What follows is a set of records. Retype them exactly, leaving out the pictures.

Segment Start: Materials provided

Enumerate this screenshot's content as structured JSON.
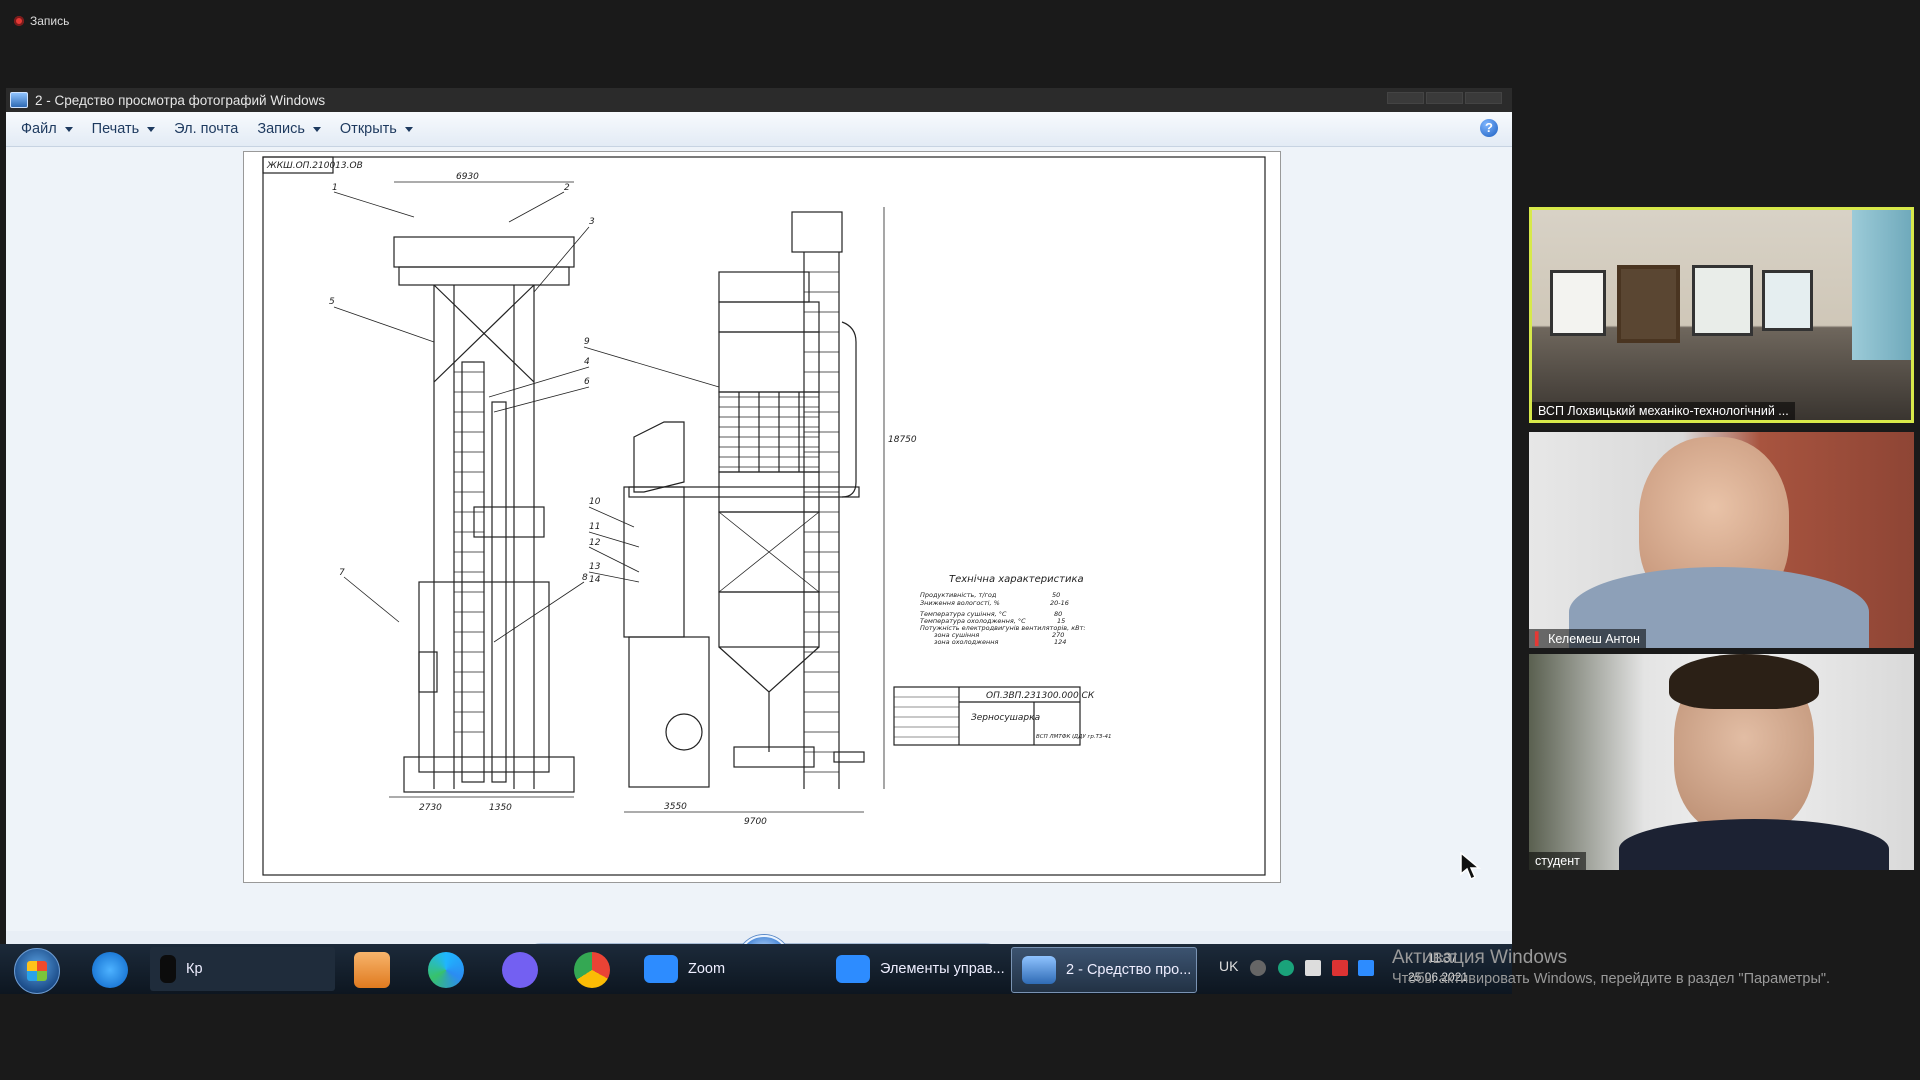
{
  "recording": {
    "label": "Запись"
  },
  "viewer": {
    "title": "2 - Средство просмотра фотографий Windows",
    "menu": [
      {
        "label": "Файл",
        "has_dropdown": true
      },
      {
        "label": "Печать",
        "has_dropdown": true
      },
      {
        "label": "Эл. почта",
        "has_dropdown": false
      },
      {
        "label": "Запись",
        "has_dropdown": true
      },
      {
        "label": "Открыть",
        "has_dropdown": true
      }
    ],
    "toolbar_icons": [
      "zoom-icon",
      "fit-icon",
      "previous-icon",
      "slideshow-icon",
      "next-icon",
      "rotate-left-icon",
      "rotate-right-icon",
      "delete-icon"
    ]
  },
  "drawing": {
    "corner_stamp": "ЖКШ.ОП.210013.ОВ",
    "dim_top": "6930",
    "dim_height": "18750",
    "dim_bottom_left_1": "2730",
    "dim_bottom_left_2": "1350",
    "dim_bottom_right_1": "3550",
    "dim_bottom_right_2": "9700",
    "callouts": [
      "1",
      "2",
      "3",
      "4",
      "5",
      "6",
      "7",
      "8",
      "9",
      "10",
      "11",
      "12",
      "13",
      "14"
    ],
    "tech_title": "Технічна характеристика",
    "tech_rows": [
      {
        "name": "Продуктивність, т/год",
        "value": "50"
      },
      {
        "name": "Зниження вологості, %",
        "value": "20-16"
      },
      {
        "name": "Температура сушіння, °С",
        "value": "80"
      },
      {
        "name": "Температура охолодження, °С",
        "value": "15"
      },
      {
        "name": "Потужність електродвигунів вентиляторів, кВт:",
        "value": ""
      },
      {
        "name": "зона сушіння",
        "value": "270"
      },
      {
        "name": "зона охолодження",
        "value": "124"
      }
    ],
    "title_block_code": "ОП.ЗВП.231300.000 СК",
    "title_block_name": "Зерносушарка",
    "title_block_group": "ВСП ЛМТФК ІДДУ гр.ТЗ-41"
  },
  "taskbar": {
    "items": [
      {
        "label": "Кр",
        "icon": "app-icon"
      },
      {
        "label": "Zoom",
        "icon": "zoom-app-icon"
      },
      {
        "label": "Элементы управ...",
        "icon": "zoom-app-icon"
      },
      {
        "label": "2 - Средство про...",
        "icon": "photo-viewer-icon"
      }
    ],
    "pinned": [
      "internet-explorer-icon",
      "media-player-icon",
      "edge-icon",
      "viber-icon",
      "chrome-icon"
    ],
    "language": "UK",
    "time": "11:37",
    "date": "25.06.2021"
  },
  "activation": {
    "line1": "Активация Windows",
    "line2": "Чтобы активировать Windows, перейдите в раздел \"Параметры\"."
  },
  "participants": [
    {
      "name": "ВСП Лохвицький механіко-технологічний ...",
      "active_speaker": true,
      "muted": false
    },
    {
      "name": "Келемеш Антон",
      "active_speaker": false,
      "muted": true
    },
    {
      "name": "студент",
      "active_speaker": false,
      "muted": false
    }
  ],
  "colors": {
    "active_speaker_border": "#d7e94a",
    "muted_icon": "#e53935",
    "window_menubar": "#e3ebf5",
    "taskbar": "#0d1620"
  }
}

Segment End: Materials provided

*Written response*.
Enumerate this screenshot's content as structured JSON.
{
  "recording": {
    "label": "Запись"
  },
  "viewer": {
    "title": "2 - Средство просмотра фотографий Windows",
    "menu": [
      {
        "label": "Файл",
        "has_dropdown": true
      },
      {
        "label": "Печать",
        "has_dropdown": true
      },
      {
        "label": "Эл. почта",
        "has_dropdown": false
      },
      {
        "label": "Запись",
        "has_dropdown": true
      },
      {
        "label": "Открыть",
        "has_dropdown": true
      }
    ],
    "toolbar_icons": [
      "zoom-icon",
      "fit-icon",
      "previous-icon",
      "slideshow-icon",
      "next-icon",
      "rotate-left-icon",
      "rotate-right-icon",
      "delete-icon"
    ]
  },
  "drawing": {
    "corner_stamp": "ЖКШ.ОП.210013.ОВ",
    "dim_top": "6930",
    "dim_height": "18750",
    "dim_bottom_left_1": "2730",
    "dim_bottom_left_2": "1350",
    "dim_bottom_right_1": "3550",
    "dim_bottom_right_2": "9700",
    "callouts": [
      "1",
      "2",
      "3",
      "4",
      "5",
      "6",
      "7",
      "8",
      "9",
      "10",
      "11",
      "12",
      "13",
      "14"
    ],
    "tech_title": "Технічна характеристика",
    "tech_rows": [
      {
        "name": "Продуктивність, т/год",
        "value": "50"
      },
      {
        "name": "Зниження вологості, %",
        "value": "20-16"
      },
      {
        "name": "Температура сушіння, °С",
        "value": "80"
      },
      {
        "name": "Температура охолодження, °С",
        "value": "15"
      },
      {
        "name": "Потужність електродвигунів вентиляторів, кВт:",
        "value": ""
      },
      {
        "name": "зона сушіння",
        "value": "270"
      },
      {
        "name": "зона охолодження",
        "value": "124"
      }
    ],
    "title_block_code": "ОП.ЗВП.231300.000 СК",
    "title_block_name": "Зерносушарка",
    "title_block_group": "ВСП ЛМТФК ІДДУ гр.ТЗ-41"
  },
  "taskbar": {
    "items": [
      {
        "label": "Кр",
        "icon": "app-icon"
      },
      {
        "label": "Zoom",
        "icon": "zoom-app-icon"
      },
      {
        "label": "Элементы управ...",
        "icon": "zoom-app-icon"
      },
      {
        "label": "2 - Средство про...",
        "icon": "photo-viewer-icon"
      }
    ],
    "pinned": [
      "internet-explorer-icon",
      "media-player-icon",
      "edge-icon",
      "viber-icon",
      "chrome-icon"
    ],
    "language": "UK",
    "time": "11:37",
    "date": "25.06.2021"
  },
  "activation": {
    "line1": "Активация Windows",
    "line2": "Чтобы активировать Windows, перейдите в раздел \"Параметры\"."
  },
  "participants": [
    {
      "name": "ВСП Лохвицький механіко-технологічний ...",
      "active_speaker": true,
      "muted": false
    },
    {
      "name": "Келемеш Антон",
      "active_speaker": false,
      "muted": true
    },
    {
      "name": "студент",
      "active_speaker": false,
      "muted": false
    }
  ],
  "colors": {
    "active_speaker_border": "#d7e94a",
    "muted_icon": "#e53935",
    "window_menubar": "#e3ebf5",
    "taskbar": "#0d1620"
  }
}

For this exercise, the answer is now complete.